Show the lines below where "String" occurs.

Start of Block

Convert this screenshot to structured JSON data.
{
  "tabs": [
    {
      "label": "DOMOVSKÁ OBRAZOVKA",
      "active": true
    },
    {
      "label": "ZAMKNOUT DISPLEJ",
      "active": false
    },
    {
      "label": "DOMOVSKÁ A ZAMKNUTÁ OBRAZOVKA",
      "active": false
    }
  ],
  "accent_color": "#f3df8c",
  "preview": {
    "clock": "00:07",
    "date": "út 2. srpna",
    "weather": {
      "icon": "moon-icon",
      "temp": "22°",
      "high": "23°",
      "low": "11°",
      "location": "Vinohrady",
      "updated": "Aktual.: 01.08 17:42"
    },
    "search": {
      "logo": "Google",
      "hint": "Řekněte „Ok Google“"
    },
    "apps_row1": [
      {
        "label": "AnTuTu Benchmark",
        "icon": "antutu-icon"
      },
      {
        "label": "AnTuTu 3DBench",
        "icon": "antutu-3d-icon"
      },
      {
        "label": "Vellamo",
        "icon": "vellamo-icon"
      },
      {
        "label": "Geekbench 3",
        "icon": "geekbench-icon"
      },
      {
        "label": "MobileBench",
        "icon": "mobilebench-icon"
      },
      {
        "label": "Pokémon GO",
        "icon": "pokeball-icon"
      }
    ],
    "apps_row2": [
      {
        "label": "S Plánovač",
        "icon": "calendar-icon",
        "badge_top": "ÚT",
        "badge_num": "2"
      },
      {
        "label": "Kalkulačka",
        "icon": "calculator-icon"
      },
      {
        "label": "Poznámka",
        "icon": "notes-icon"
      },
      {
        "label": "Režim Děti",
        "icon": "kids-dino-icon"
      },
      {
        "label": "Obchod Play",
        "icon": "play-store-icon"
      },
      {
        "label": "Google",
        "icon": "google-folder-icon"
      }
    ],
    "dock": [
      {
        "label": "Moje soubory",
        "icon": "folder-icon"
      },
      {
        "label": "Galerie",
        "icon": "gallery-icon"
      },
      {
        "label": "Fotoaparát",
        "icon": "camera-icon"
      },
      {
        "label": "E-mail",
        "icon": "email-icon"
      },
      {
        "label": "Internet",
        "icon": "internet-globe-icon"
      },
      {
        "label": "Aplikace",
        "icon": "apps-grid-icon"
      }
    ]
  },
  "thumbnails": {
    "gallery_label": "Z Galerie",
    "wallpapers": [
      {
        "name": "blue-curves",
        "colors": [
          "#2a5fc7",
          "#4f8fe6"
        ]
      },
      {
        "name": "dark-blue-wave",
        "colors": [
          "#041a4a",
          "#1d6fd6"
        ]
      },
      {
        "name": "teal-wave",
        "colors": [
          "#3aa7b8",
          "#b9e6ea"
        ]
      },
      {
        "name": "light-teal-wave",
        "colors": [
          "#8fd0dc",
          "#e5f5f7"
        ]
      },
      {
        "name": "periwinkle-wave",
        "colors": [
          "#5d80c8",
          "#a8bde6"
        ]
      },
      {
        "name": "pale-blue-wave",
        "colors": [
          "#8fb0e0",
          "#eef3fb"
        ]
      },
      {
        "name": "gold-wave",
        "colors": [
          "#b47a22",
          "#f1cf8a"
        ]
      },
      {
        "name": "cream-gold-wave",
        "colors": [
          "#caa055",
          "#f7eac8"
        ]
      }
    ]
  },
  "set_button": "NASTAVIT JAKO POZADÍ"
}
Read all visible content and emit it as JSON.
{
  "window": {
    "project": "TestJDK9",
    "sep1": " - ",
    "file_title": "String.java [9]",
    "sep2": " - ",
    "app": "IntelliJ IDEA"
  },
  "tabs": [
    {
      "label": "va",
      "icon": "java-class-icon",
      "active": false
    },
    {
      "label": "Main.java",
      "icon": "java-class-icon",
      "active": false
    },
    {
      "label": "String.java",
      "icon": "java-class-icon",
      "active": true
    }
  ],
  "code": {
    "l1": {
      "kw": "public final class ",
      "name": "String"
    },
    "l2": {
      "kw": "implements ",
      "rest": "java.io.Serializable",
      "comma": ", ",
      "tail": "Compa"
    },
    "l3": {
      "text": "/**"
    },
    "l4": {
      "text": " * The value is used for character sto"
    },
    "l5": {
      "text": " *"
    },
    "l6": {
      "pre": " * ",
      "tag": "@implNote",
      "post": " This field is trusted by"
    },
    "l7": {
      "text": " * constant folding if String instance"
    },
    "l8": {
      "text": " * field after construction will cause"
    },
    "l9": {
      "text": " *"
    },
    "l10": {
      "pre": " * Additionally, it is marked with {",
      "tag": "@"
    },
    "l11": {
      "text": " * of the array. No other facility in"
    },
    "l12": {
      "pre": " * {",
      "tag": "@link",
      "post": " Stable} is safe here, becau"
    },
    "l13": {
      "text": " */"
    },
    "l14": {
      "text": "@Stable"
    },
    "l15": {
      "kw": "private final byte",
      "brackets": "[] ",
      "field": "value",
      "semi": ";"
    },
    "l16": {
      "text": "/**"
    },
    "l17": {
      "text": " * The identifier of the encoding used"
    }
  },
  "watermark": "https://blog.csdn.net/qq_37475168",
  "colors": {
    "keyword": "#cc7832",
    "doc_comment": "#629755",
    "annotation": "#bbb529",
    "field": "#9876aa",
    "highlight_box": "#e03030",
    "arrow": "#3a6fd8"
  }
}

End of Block

#### Exercise answer
    "file_title": "String.java [9]",
      "label": "String.java",
      "name": "String"
      "text": " * constant folding if String instance"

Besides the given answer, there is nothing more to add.